Spyda

My kids have had a laptop for a while but up to now they have been happy using the bookmarks I have set up to go to the likes of CBBC, CITV, Etc. However, now my eldest is getting better at reading, writing and spelling I'm starting to get concerned about stuff he might come across on the web. We try where ever possible to be with him when he's surfing anyway so we can keep an eye on things but it's just not possible to be able to be there 100% of the time.

 

I've been looking at this Parental Controls and wondered if anyone has any experience of this or an alternative they can suggest?


I run a Windows Vista laptop and there are built in parental controls where you can limit the programs accessible for different users and block websites or only allow a set of websites that the user can access. For example, you could make it so a specific user could not go on CNN.com or so the only website that user can go on is CNN.com.

 

If you do not run Windows Vista, I suggest using WebWasher. It's a web filter that can be used with Mac. I think it costs money, but am not sure. It was used at my school and it was extremely hard to bypass.


KeanAsta

My kids have had a laptop for a while but up to now they have been happy using the bookmarks I have set up to go to the likes of CBBC, CITV, Etc. However, now my eldest is getting better at reading, writing and spelling I'm starting to get concerned about stuff he might come across on the web. We try where ever possible to be with him when he's surfing anyway so we can keep an eye on things but it's just not possible to be able to be there 100% of the time.

 

I've been looking at this Parental Controls and wondered if anyone has any experience of this or an alternative they can suggest?

Hi,

 

I think you need a screenshots monitoring software, webwatcher and staffcop is what I recommend. These softwares is capable in monitoring the websites that your child often hang out when he/she surfing the net. It also monitors the keystoke logging and email monitoring.


evought

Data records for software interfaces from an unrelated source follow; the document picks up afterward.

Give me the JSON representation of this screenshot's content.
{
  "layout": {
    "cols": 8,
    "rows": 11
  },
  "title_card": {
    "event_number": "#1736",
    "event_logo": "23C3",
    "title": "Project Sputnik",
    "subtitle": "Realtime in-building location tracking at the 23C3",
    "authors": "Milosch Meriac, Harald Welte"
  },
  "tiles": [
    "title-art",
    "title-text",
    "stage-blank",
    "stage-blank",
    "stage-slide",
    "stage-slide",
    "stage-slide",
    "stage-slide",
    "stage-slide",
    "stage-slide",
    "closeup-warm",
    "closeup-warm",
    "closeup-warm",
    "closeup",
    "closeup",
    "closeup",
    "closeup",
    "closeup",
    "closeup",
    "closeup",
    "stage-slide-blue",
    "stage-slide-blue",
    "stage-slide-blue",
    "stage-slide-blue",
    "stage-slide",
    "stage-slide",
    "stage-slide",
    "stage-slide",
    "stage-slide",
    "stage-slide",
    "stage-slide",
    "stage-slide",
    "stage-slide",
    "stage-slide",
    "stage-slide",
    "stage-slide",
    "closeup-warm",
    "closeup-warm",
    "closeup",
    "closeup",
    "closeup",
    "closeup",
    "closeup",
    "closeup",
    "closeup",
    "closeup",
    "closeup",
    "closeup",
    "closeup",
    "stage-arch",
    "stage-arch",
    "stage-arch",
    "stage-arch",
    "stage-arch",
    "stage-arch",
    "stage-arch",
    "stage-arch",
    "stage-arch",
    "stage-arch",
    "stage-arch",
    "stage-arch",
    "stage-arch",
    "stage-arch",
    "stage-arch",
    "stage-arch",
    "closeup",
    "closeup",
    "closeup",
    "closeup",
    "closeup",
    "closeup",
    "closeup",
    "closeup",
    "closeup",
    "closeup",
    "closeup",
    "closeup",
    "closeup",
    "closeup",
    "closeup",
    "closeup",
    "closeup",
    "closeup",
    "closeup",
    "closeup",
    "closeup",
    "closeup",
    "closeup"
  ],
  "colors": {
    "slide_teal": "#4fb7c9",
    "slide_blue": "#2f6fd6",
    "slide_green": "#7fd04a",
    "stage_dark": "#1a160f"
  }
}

As some people have mentioned, Mac OS X has built in parental controls. You can create a new account for your child and then, from the System Preferences _ Accounts pane, you can check "Enable parental Controls" and then click the button for "Manage Parental Controls". That will let you select which applications the child can access from their account and gives you a couple of ways to control which websites they can access (specific whitelist/blacklist or use one of the popular rating services) and you can have activity logged. You can even filter what they can see in the Dictionary app if you really want to.

 

We are using OS X 10.5.8 and it is reasonably flexible. One annoying aspect is that when you are working with your kid and run into something they are not allowed to access but should be, you need to switch to an Admin user to make a lot of changes. But not too bad, and supposedly the newer Mac OS X versions are easier.

 

The other option is to go to an environment designed from the ground up for a child. We are just starting to play with an environment called "Sugar" ( https://en.wikipedia.org/wiki/Sugar_(desktop_environment) ). It is a complete operating system designed as a learning environment and works well with touchscreens. It should run on any recent Mac or PC Laptop, I think. It is free, you can download it and burn it to a CD to try it and decide whether you like it.

 

There is no substitute, however, for being with your child or in the room much of the time they are using the computer, not just to monitor what they are doing, but to help them and see how they are using the software, what interests them, and what they might need to use it better. Also to limit the number of hours they spend staring at the thing. Having the PC they use in a public area of the house is not a bad idea. If you want something they can read/work on privately in their room or whatever, think about an e-reader with much more limited functionality. Also remember that young kids and expensive electronics are sometimes not a good combination.